┌──

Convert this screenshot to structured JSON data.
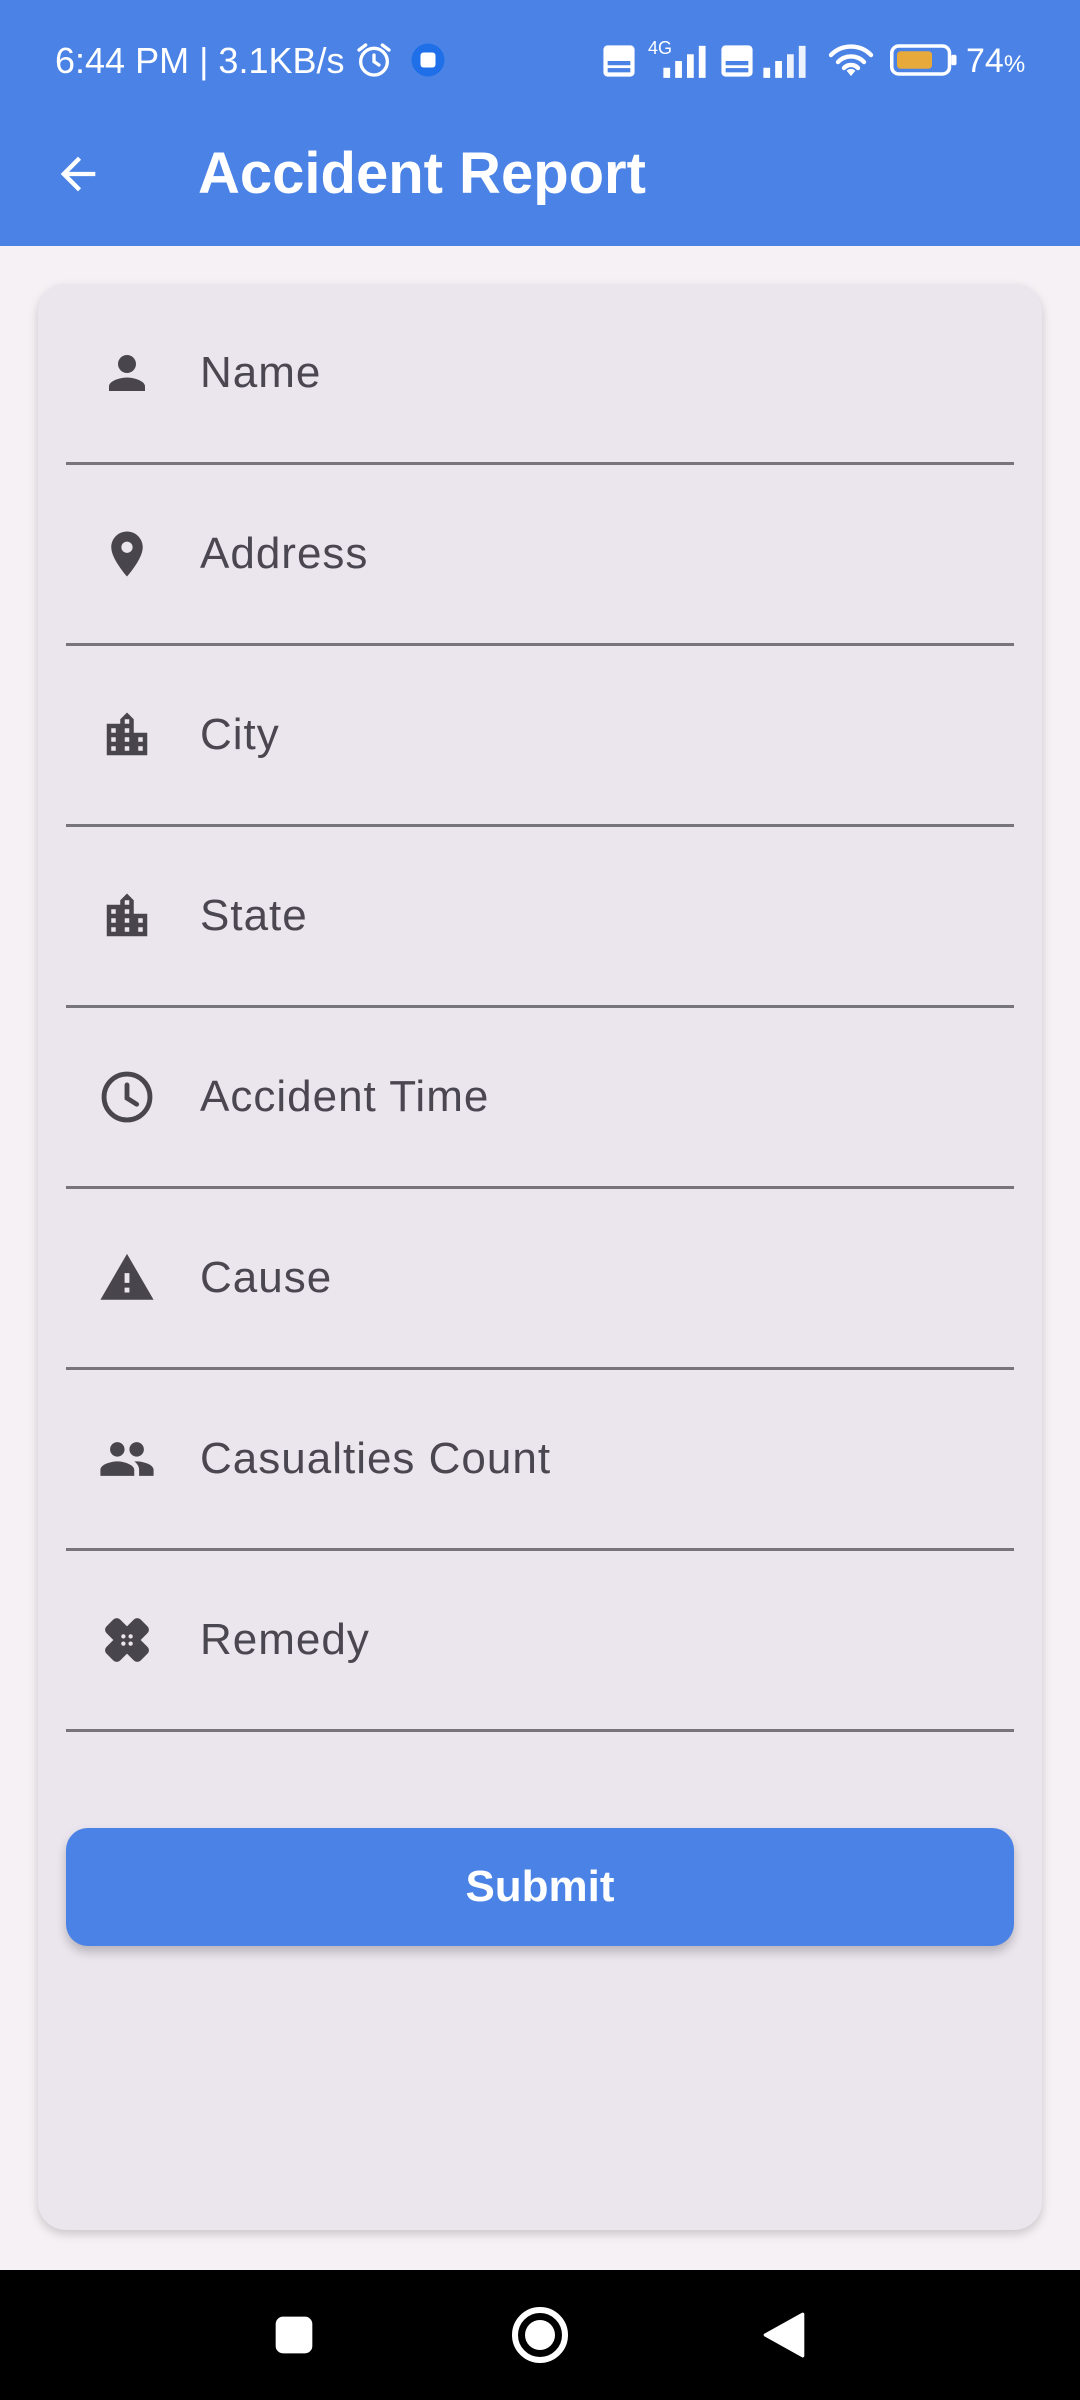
{
  "status_bar": {
    "time": "6:44 PM | 3.1KB/s",
    "network_type": "4G",
    "volte_label": "Vo LTE",
    "battery_percent": "74",
    "battery_unit": "%",
    "icons": [
      "alarm-icon",
      "notification-app-icon",
      "volte-icon",
      "signal-icon",
      "wifi-icon",
      "battery-icon"
    ]
  },
  "app_bar": {
    "title": "Accident Report",
    "back_icon": "arrow-back-icon"
  },
  "form": {
    "fields": [
      {
        "label": "Name",
        "icon": "person-icon"
      },
      {
        "label": "Address",
        "icon": "location-pin-icon"
      },
      {
        "label": "City",
        "icon": "city-building-icon"
      },
      {
        "label": "State",
        "icon": "state-building-icon"
      },
      {
        "label": "Accident Time",
        "icon": "clock-icon"
      },
      {
        "label": "Cause",
        "icon": "warning-icon"
      },
      {
        "label": "Casualties Count",
        "icon": "people-icon"
      },
      {
        "label": "Remedy",
        "icon": "bandage-icon"
      }
    ],
    "submit_label": "Submit"
  },
  "nav_bar": {
    "icons": [
      "recents-square-icon",
      "home-circle-icon",
      "back-triangle-icon"
    ]
  },
  "colors": {
    "primary": "#4a82e6",
    "card_background": "#ebe5ee",
    "page_background": "#f5f1f5",
    "label_text": "#4a4750",
    "icon": "#48464c",
    "divider": "#77757b"
  }
}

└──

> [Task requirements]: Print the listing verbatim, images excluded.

> [Expected answer]:
Convert this screenshot to structured JSON data.
{
  "status_bar": {
    "time": "6:44 PM | 3.1KB/s",
    "network_type": "4G",
    "volte_label": "Vo LTE",
    "battery_percent": "74",
    "battery_unit": "%",
    "icons": [
      "alarm-icon",
      "notification-app-icon",
      "volte-icon",
      "signal-icon",
      "wifi-icon",
      "battery-icon"
    ]
  },
  "app_bar": {
    "title": "Accident Report",
    "back_icon": "arrow-back-icon"
  },
  "form": {
    "fields": [
      {
        "label": "Name",
        "icon": "person-icon"
      },
      {
        "label": "Address",
        "icon": "location-pin-icon"
      },
      {
        "label": "City",
        "icon": "city-building-icon"
      },
      {
        "label": "State",
        "icon": "state-building-icon"
      },
      {
        "label": "Accident Time",
        "icon": "clock-icon"
      },
      {
        "label": "Cause",
        "icon": "warning-icon"
      },
      {
        "label": "Casualties Count",
        "icon": "people-icon"
      },
      {
        "label": "Remedy",
        "icon": "bandage-icon"
      }
    ],
    "submit_label": "Submit"
  },
  "nav_bar": {
    "icons": [
      "recents-square-icon",
      "home-circle-icon",
      "back-triangle-icon"
    ]
  },
  "colors": {
    "primary": "#4a82e6",
    "card_background": "#ebe5ee",
    "page_background": "#f5f1f5",
    "label_text": "#4a4750",
    "icon": "#48464c",
    "divider": "#77757b"
  }
}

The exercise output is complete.